» **TASK REQUIREMENTS**
Copy out each line below containing "meta".
(Beginning of DATA TO PROCESS)
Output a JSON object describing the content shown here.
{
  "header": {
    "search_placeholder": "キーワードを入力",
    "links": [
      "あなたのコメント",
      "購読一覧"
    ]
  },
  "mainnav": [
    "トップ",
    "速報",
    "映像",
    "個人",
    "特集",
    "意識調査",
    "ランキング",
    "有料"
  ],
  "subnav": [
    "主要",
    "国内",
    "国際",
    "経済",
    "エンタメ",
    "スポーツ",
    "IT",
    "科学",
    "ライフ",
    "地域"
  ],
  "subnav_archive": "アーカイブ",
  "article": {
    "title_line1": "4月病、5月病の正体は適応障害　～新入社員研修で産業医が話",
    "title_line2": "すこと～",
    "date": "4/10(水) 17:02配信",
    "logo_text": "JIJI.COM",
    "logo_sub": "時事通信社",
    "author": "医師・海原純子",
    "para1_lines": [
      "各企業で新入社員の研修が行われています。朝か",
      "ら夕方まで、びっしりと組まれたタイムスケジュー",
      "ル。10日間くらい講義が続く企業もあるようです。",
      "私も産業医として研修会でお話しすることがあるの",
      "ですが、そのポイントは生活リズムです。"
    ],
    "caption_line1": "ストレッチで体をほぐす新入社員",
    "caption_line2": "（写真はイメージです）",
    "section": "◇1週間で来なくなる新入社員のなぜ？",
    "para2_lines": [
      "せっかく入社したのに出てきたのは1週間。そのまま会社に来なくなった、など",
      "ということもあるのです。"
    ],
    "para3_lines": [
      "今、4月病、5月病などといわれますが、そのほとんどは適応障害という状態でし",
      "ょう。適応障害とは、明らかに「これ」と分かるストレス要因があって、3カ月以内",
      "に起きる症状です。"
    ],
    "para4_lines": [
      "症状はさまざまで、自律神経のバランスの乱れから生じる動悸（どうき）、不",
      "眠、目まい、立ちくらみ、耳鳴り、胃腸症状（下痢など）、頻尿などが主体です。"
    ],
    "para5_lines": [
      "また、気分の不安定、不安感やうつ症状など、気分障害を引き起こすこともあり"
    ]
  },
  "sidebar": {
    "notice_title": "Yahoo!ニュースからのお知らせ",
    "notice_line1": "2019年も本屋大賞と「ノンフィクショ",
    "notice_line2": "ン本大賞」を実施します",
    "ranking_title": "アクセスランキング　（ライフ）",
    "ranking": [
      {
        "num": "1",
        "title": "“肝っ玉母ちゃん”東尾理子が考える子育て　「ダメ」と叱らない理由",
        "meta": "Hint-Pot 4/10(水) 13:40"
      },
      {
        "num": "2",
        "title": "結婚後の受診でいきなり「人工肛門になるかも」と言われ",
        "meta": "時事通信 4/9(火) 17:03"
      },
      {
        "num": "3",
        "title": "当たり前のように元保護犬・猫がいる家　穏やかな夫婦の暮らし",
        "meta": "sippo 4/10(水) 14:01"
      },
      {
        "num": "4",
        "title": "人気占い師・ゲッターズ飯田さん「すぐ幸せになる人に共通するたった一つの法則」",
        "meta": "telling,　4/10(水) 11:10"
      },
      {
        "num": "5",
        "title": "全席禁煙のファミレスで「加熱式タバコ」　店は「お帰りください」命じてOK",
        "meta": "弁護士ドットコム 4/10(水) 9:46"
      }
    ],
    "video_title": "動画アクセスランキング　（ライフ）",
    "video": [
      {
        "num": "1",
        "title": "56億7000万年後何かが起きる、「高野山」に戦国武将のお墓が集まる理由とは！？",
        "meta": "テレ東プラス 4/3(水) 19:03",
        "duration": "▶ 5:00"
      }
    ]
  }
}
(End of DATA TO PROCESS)
» **EXPECTED ANSWER**
        "meta": "Hint-Pot 4/10(水) 13:40"
        "meta": "時事通信 4/9(火) 17:03"
        "meta": "sippo 4/10(水) 14:01"
        "meta": "telling,　4/10(水) 11:10"
        "meta": "弁護士ドットコム 4/10(水) 9:46"
        "meta": "テレ東プラス 4/3(水) 19:03",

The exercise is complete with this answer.